Weigh in on proposed Gold Line routes
Before we know if the Gold Line bus-rapid transit Route will turn into Woodbury Village, the Gateway Corridor Commission is seeking public feedback at an open house next Wednesday.
Before the commission selects a route for the eastern part of the line, the commission needs to gather public input at the open house as well as online. The event runs from 5-7 p.m. on Oct. 5 at the Envision Event Center in Oakdale.
The Gold Line will connect downtown St. Paul and the east metro along Interstate 94 on dedicated bus lanes.
Bus rapid transit, or BRT, has been slowly making its way to the Twin Cities’ metro after the opening of the Red Line in 2013, which connects Apple Valley to the Mall of America. Earlier this summer, Metro Transit debuted the A-Line BRT, which cuts through St. Paul’s Snelling Avenue and connects the 46th Street Light Rail station to Rosedale Mall.

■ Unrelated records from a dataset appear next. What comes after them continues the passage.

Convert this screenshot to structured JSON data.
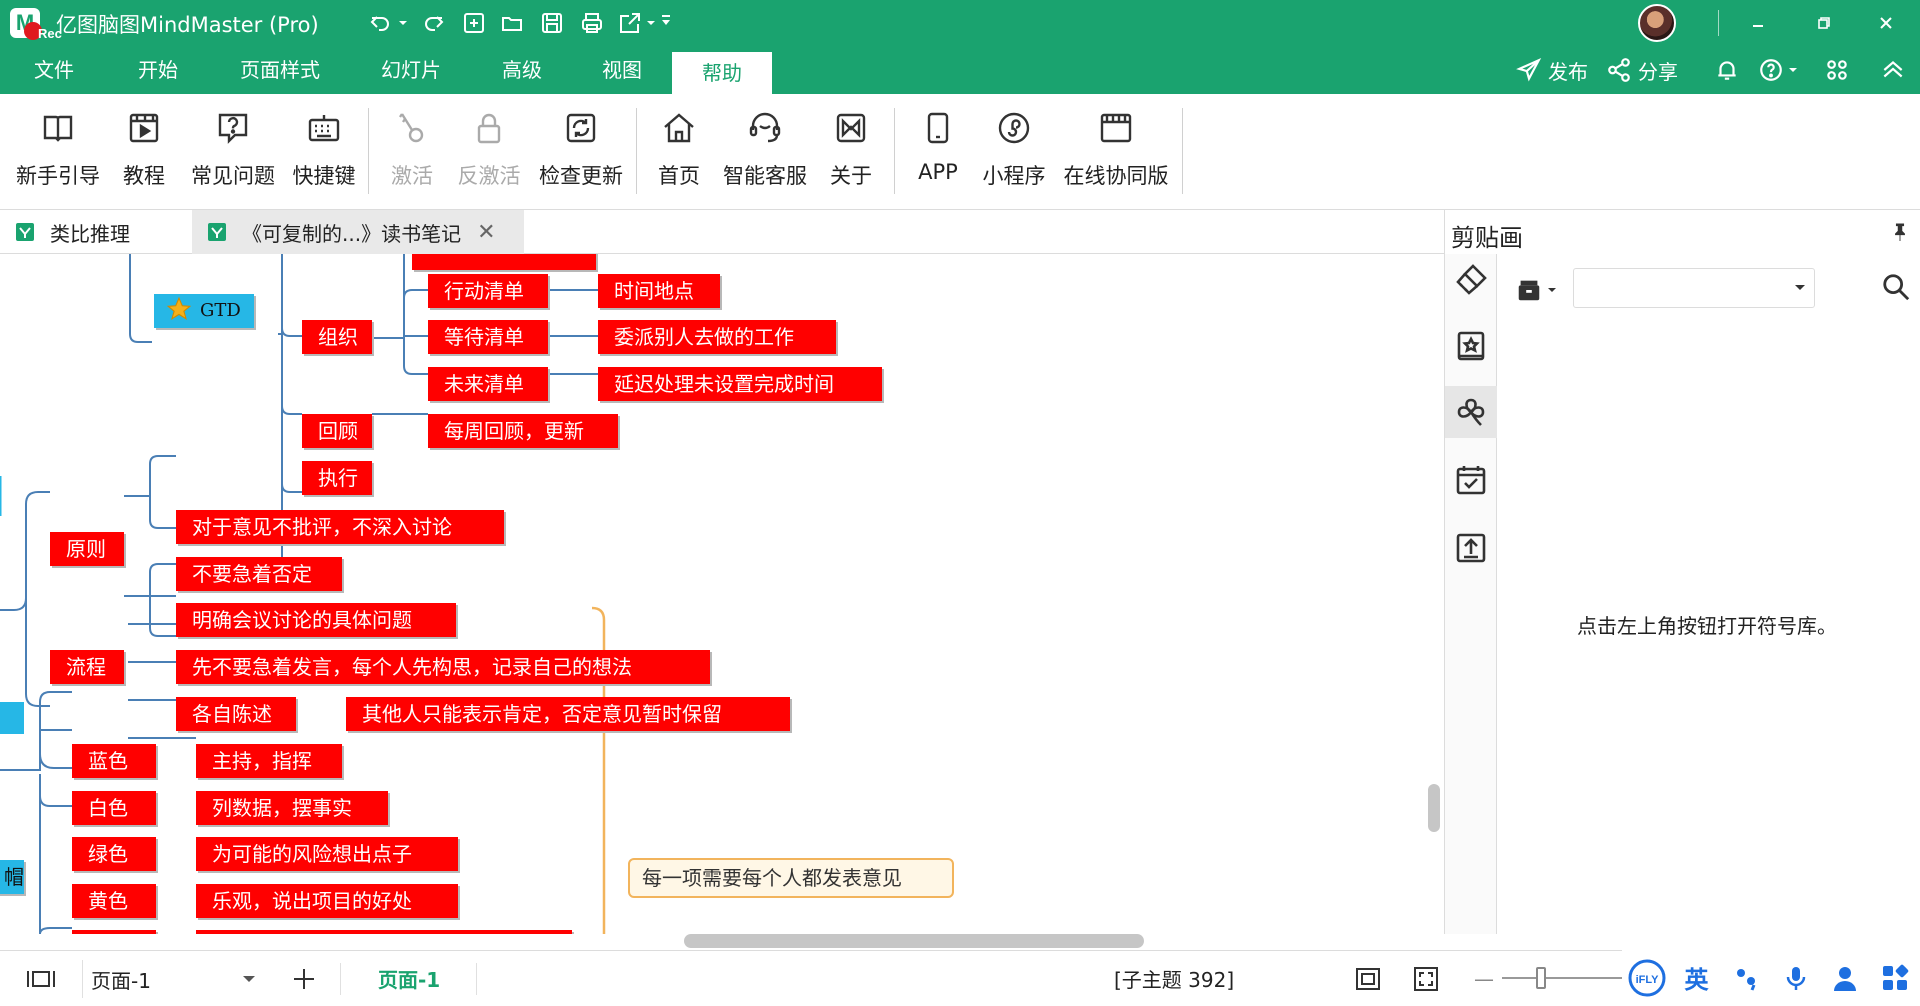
{
  "app": {
    "title": "亿图脑图MindMaster (Pro)",
    "logo_letter": "M",
    "rec_text": "Rec",
    "brand_color": "#1aa36f"
  },
  "quick_access": [
    "undo-icon",
    "redo-icon",
    "new-icon",
    "open-icon",
    "save-icon",
    "print-icon",
    "export-icon",
    "customize-icon"
  ],
  "menu": {
    "tabs": [
      "文件",
      "开始",
      "页面样式",
      "幻灯片",
      "高级",
      "视图",
      "帮助"
    ],
    "active_tab": "帮助",
    "publish_label": "发布",
    "share_label": "分享"
  },
  "ribbon": {
    "buttons": [
      {
        "label": "新手引导",
        "icon": "guide-book-icon",
        "enabled": true
      },
      {
        "label": "教程",
        "icon": "tutorial-video-icon",
        "enabled": true
      },
      {
        "label": "常见问题",
        "icon": "faq-icon",
        "enabled": true
      },
      {
        "label": "快捷键",
        "icon": "keyboard-shortcut-icon",
        "enabled": true
      },
      {
        "label": "激活",
        "icon": "key-icon",
        "enabled": false
      },
      {
        "label": "反激活",
        "icon": "lock-icon",
        "enabled": false
      },
      {
        "label": "检查更新",
        "icon": "update-icon",
        "enabled": true
      },
      {
        "label": "首页",
        "icon": "home-icon",
        "enabled": true
      },
      {
        "label": "智能客服",
        "icon": "customer-service-icon",
        "enabled": true
      },
      {
        "label": "关于",
        "icon": "about-icon",
        "enabled": true
      },
      {
        "label": "APP",
        "icon": "mobile-app-icon",
        "enabled": true
      },
      {
        "label": "小程序",
        "icon": "mini-program-icon",
        "enabled": true
      },
      {
        "label": "在线协同版",
        "icon": "online-collab-icon",
        "enabled": true
      }
    ]
  },
  "doc_tabs": [
    {
      "label": "类比推理",
      "active": false
    },
    {
      "label": "《可复制的...》读书笔记",
      "active": true
    }
  ],
  "mindmap": {
    "nodes": {
      "gtd": "GTD",
      "organize": "组织",
      "action_list": "行动清单",
      "time_place": "时间地点",
      "waiting_list": "等待清单",
      "delegated": "委派别人去做的工作",
      "future_list": "未来清单",
      "deferred": "延迟处理未设置完成时间",
      "review": "回顾",
      "weekly_review": "每周回顾，更新",
      "execute": "执行",
      "principle": "原则",
      "no_criticize": "对于意见不批评，不深入讨论",
      "no_deny": "不要急着否定",
      "process": "流程",
      "clarify": "明确会议讨论的具体问题",
      "think_first": "先不要急着发言，每个人先构思，记录自己的想法",
      "each_state": "各自陈述",
      "only_affirm": "其他人只能表示肯定，否定意见暂时保留",
      "blue": "蓝色",
      "host": "主持，指挥",
      "white": "白色",
      "list_data": "列数据，摆事实",
      "green": "绿色",
      "risk": "为可能的风险想出点子",
      "yellow": "黄色",
      "optimistic": "乐观，说出项目的好处",
      "hat_partial": "帽",
      "note": "每一项需要每个人都发表意见"
    },
    "node_color": "#ff0000",
    "branch_color": "#4a7fb5"
  },
  "right_panel": {
    "title": "剪贴画",
    "hint": "点击左上角按钮打开符号库。",
    "rail_icons": [
      "clipart-brush-icon",
      "favorite-icon",
      "clover-icon",
      "task-check-icon",
      "upload-icon"
    ],
    "active_rail": "clover-icon"
  },
  "status": {
    "page_select": "页面-1",
    "active_page": "页面-1",
    "topic_count": "[子主题 392]"
  },
  "ime": {
    "lang": "英"
  }
}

Like those lines, the Gold Line will operate similar to light rail transit, where passengers pay before they they board and buses dock into stations for 10 to 15 seconds and will arrive at stations more frequently than other bus lines.

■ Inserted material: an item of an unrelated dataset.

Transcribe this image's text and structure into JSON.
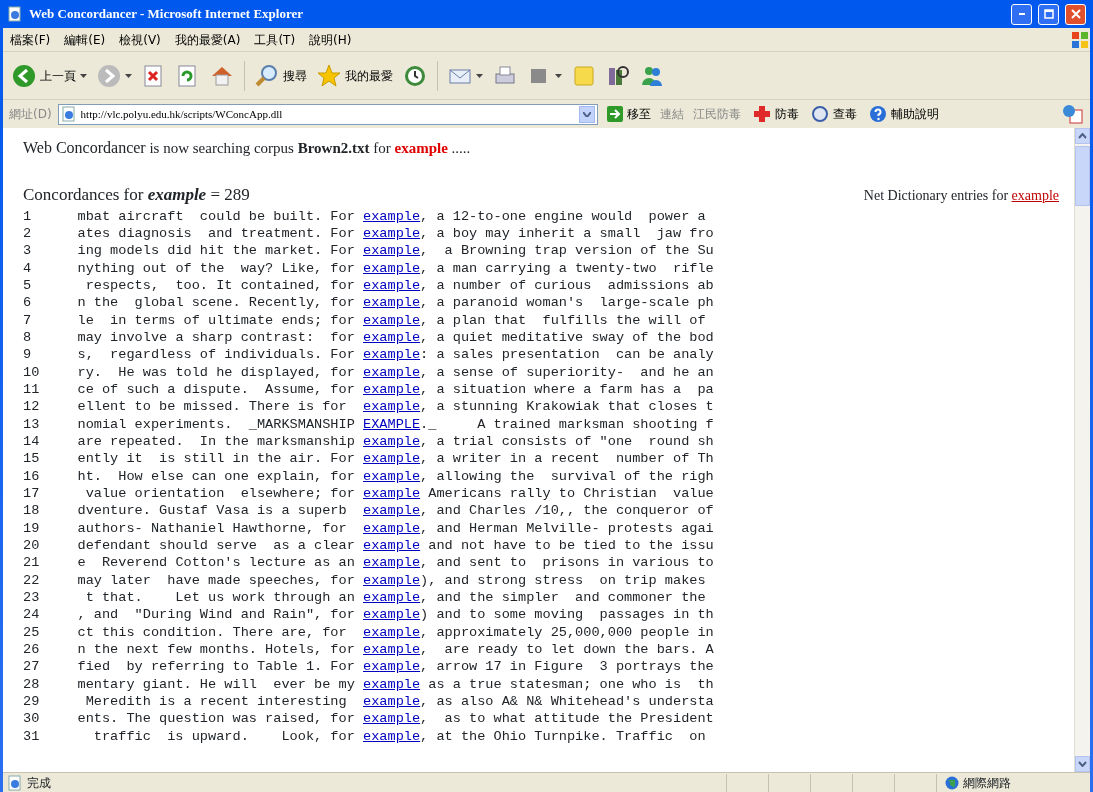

The Gateway Corridor Commission, a body of public officials across different counties, cities and other organizations, needed to find an alternative route for the line’s eastern section following Lake Elmo’s withdrawal from the project.
The commission presented potential alternative routes in August, including one that would cross the interstate on a new bridge as the route turns south into Woodbury along Bielenberg Drive.
Other routes the commission is considering could terminate in Inwood Drive in Oakdale, as well as another that would by running along Hudson Road in Woodbury and terminate near Manning Avenue.
Officials say they are considering these routes because of future and existing development.
In light of shorter routes, the project’s original $485 million estimate will likely decrease anywhere from $25 to $75 million, depending on which route the commission selects, said Washington County Planner Lyssa Leitner. Daily ridership projections have also decreased to about 7,400, down from 8,000 because the route would have fewer stops.
Those who attend the open houses will be able to learn more about the routes and offer feedback on the project.
An advisory committee will be drawing up a draft of a preferred route at its Oct. 13 Policy Advisory Committee meeting based on in-person and emailed comments.
Officials say they plan to select a route by the end of the year.
Those who cannot attend the open house can submit feedback online under the contact page at thegatewaycorridor.com.